Only the count is needed. Count the lines below with the word "folder" in them.

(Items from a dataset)

──────────────────────────────

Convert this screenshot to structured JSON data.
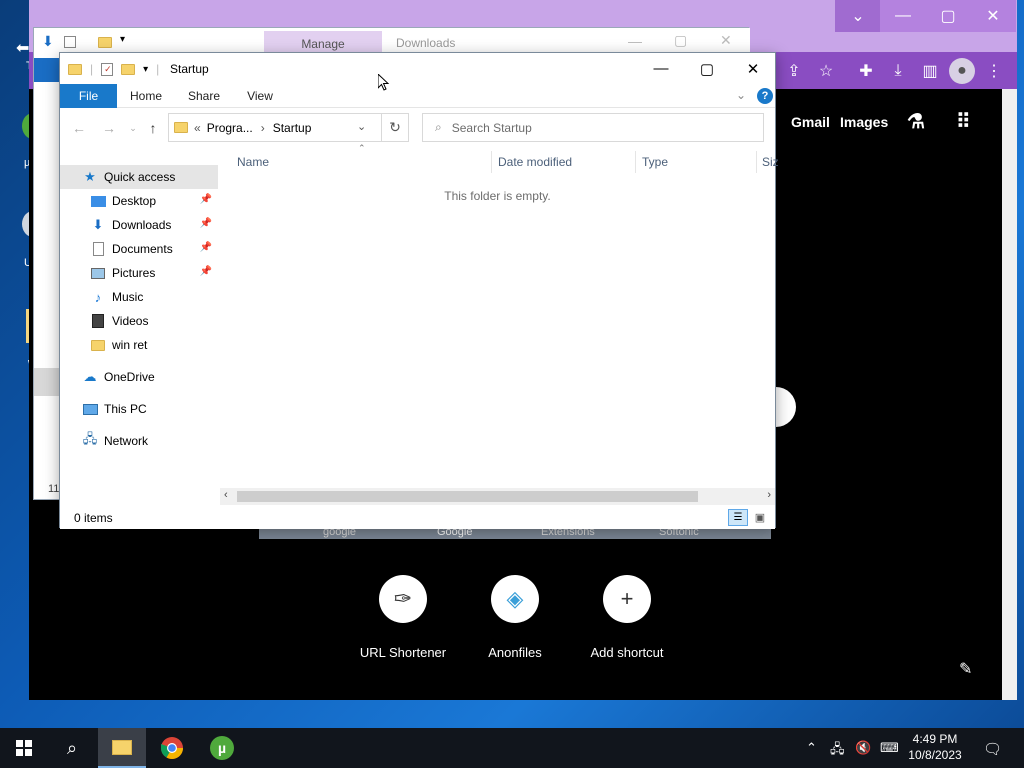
{
  "desktop": {
    "icons": [
      {
        "label": "Th"
      },
      {
        "label": "µT"
      },
      {
        "label": "UI"
      },
      {
        "label": "w"
      }
    ]
  },
  "chrome": {
    "header_links": [
      "Gmail",
      "Images"
    ],
    "shortcuts": [
      {
        "label": "URL Shortener",
        "icon": "shortener-icon"
      },
      {
        "label": "Anonfiles",
        "icon": "anonfiles-icon"
      },
      {
        "label": "Add shortcut",
        "icon": "plus-icon"
      }
    ],
    "tiles_strip": [
      "google",
      "Google",
      "Extensions",
      "Softonic"
    ],
    "accent": "#8a4dc2"
  },
  "downloads_window": {
    "title_partial": "Downloads",
    "manage_tab": "Manage",
    "status_partial": "11"
  },
  "explorer": {
    "title": "Startup",
    "ribbon_tabs": [
      "File",
      "Home",
      "Share",
      "View"
    ],
    "address": {
      "prefix": "«",
      "crumbs": [
        "Progra...",
        "Startup"
      ]
    },
    "search_placeholder": "Search Startup",
    "nav": [
      {
        "label": "Quick access",
        "icon": "star-icon",
        "pinned": false,
        "selected": true
      },
      {
        "label": "Desktop",
        "icon": "desktop-folder-icon",
        "pinned": true
      },
      {
        "label": "Downloads",
        "icon": "download-folder-icon",
        "pinned": true
      },
      {
        "label": "Documents",
        "icon": "documents-folder-icon",
        "pinned": true
      },
      {
        "label": "Pictures",
        "icon": "pictures-folder-icon",
        "pinned": true
      },
      {
        "label": "Music",
        "icon": "music-folder-icon",
        "pinned": false
      },
      {
        "label": "Videos",
        "icon": "videos-folder-icon",
        "pinned": false
      },
      {
        "label": "win ret",
        "icon": "folder-icon",
        "pinned": false
      },
      {
        "label": "OneDrive",
        "icon": "onedrive-icon",
        "pinned": false
      },
      {
        "label": "This PC",
        "icon": "this-pc-icon",
        "pinned": false
      },
      {
        "label": "Network",
        "icon": "network-icon",
        "pinned": false
      }
    ],
    "columns": [
      "Name",
      "Date modified",
      "Type",
      "Siz"
    ],
    "empty_message": "This folder is empty.",
    "status": "0 items"
  },
  "taskbar": {
    "time": "4:49 PM",
    "date": "10/8/2023"
  }
}
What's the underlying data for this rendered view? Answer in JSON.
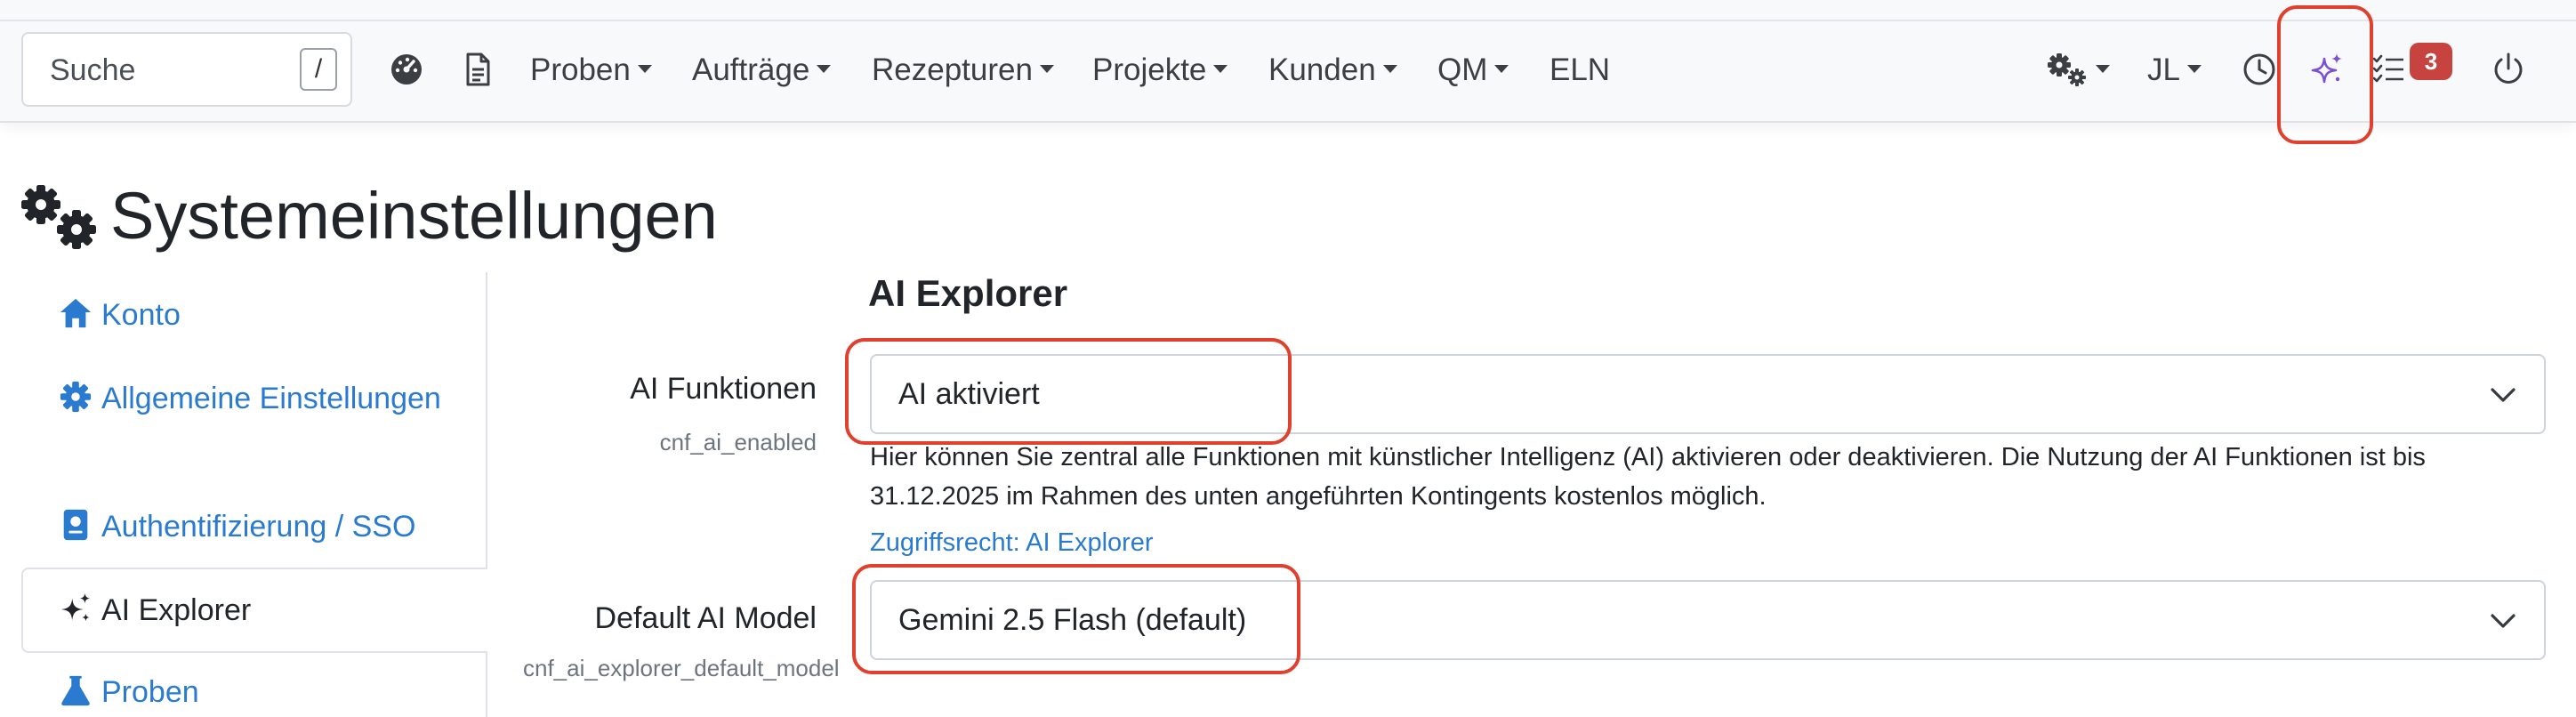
{
  "navbar": {
    "search": {
      "placeholder": "Suche",
      "shortcut": "/"
    },
    "menu": [
      {
        "label": "Proben",
        "dropdown": true
      },
      {
        "label": "Aufträge",
        "dropdown": true
      },
      {
        "label": "Rezepturen",
        "dropdown": true
      },
      {
        "label": "Projekte",
        "dropdown": true
      },
      {
        "label": "Kunden",
        "dropdown": true
      },
      {
        "label": "QM",
        "dropdown": true
      },
      {
        "label": "ELN",
        "dropdown": false
      }
    ],
    "user_initials": "JL",
    "task_badge_count": "3",
    "icons": [
      "dashboard-icon",
      "document-icon",
      "settings-gears-icon",
      "history-clock-icon",
      "ai-sparkles-icon",
      "task-list-icon",
      "power-icon"
    ]
  },
  "page": {
    "title": "Systemeinstellungen"
  },
  "sidebar": {
    "items": [
      {
        "label": "Konto",
        "icon": "home-icon",
        "active": false
      },
      {
        "label": "Allgemeine Einstellungen",
        "icon": "gear-icon",
        "active": false
      },
      {
        "label": "Authentifizierung / SSO",
        "icon": "id-card-icon",
        "active": false
      },
      {
        "label": "AI Explorer",
        "icon": "sparkles-icon",
        "active": true
      },
      {
        "label": "Proben",
        "icon": "flask-icon",
        "active": false
      }
    ]
  },
  "main": {
    "section_title": "AI Explorer",
    "fields": [
      {
        "label": "AI Funktionen",
        "key": "cnf_ai_enabled",
        "value": "AI aktiviert",
        "help": "Hier können Sie zentral alle Funktionen mit künstlicher Intelligenz (AI) aktivieren oder deaktivieren. Die Nutzung der AI Funktionen ist bis 31.12.2025 im Rahmen des unten angeführten Kontingents kostenlos möglich.",
        "link": "Zugriffsrecht: AI Explorer"
      },
      {
        "label": "Default AI Model",
        "key": "cnf_ai_explorer_default_model",
        "value": "Gemini 2.5 Flash (default)"
      }
    ]
  },
  "colors": {
    "link": "#2a7bd0",
    "highlight": "#e0402e",
    "badge": "#c7433f",
    "ai_accent": "#7b4fd6"
  }
}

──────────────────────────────

**Task output**
8